[Data records for software interfaces]
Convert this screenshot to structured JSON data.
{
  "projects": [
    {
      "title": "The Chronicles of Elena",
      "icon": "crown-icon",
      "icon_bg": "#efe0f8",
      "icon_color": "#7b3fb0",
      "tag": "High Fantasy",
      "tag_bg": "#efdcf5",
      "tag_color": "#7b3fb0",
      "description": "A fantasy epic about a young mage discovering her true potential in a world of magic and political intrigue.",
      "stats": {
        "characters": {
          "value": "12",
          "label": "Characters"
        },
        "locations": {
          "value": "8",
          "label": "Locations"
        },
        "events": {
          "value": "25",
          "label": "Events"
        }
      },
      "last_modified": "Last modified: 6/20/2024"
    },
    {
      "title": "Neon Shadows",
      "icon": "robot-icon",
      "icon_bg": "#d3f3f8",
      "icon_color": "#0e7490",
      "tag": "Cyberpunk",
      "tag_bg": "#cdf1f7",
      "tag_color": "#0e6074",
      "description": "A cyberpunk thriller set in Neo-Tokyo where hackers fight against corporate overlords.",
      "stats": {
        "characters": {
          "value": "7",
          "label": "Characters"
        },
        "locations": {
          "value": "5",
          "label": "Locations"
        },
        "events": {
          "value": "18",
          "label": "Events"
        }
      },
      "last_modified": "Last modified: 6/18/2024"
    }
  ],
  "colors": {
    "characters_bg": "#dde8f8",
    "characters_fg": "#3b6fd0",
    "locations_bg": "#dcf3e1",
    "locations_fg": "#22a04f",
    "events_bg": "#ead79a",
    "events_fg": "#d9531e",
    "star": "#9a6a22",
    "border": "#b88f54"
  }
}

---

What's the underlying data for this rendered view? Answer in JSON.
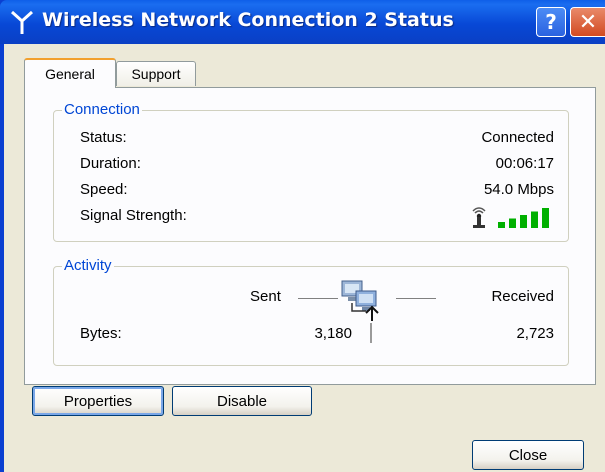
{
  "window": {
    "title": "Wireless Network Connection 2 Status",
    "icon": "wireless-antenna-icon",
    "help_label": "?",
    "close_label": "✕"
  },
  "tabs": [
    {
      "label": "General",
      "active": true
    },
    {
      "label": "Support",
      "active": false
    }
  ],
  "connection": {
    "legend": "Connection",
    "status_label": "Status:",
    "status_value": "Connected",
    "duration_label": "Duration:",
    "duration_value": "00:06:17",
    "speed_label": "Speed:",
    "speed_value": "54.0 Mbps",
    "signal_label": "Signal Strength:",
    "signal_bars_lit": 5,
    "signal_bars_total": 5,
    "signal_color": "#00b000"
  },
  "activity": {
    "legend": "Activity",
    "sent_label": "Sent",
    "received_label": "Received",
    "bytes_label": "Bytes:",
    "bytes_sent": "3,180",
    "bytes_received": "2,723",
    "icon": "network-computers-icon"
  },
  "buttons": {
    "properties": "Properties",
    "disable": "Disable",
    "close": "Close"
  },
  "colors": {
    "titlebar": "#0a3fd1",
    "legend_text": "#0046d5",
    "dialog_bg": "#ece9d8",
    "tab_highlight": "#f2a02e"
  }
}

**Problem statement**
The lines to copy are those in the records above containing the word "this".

**Final answer**
Convert this screenshot to structured JSON data.
What's the underlying data for this rendered view? Answer in JSON.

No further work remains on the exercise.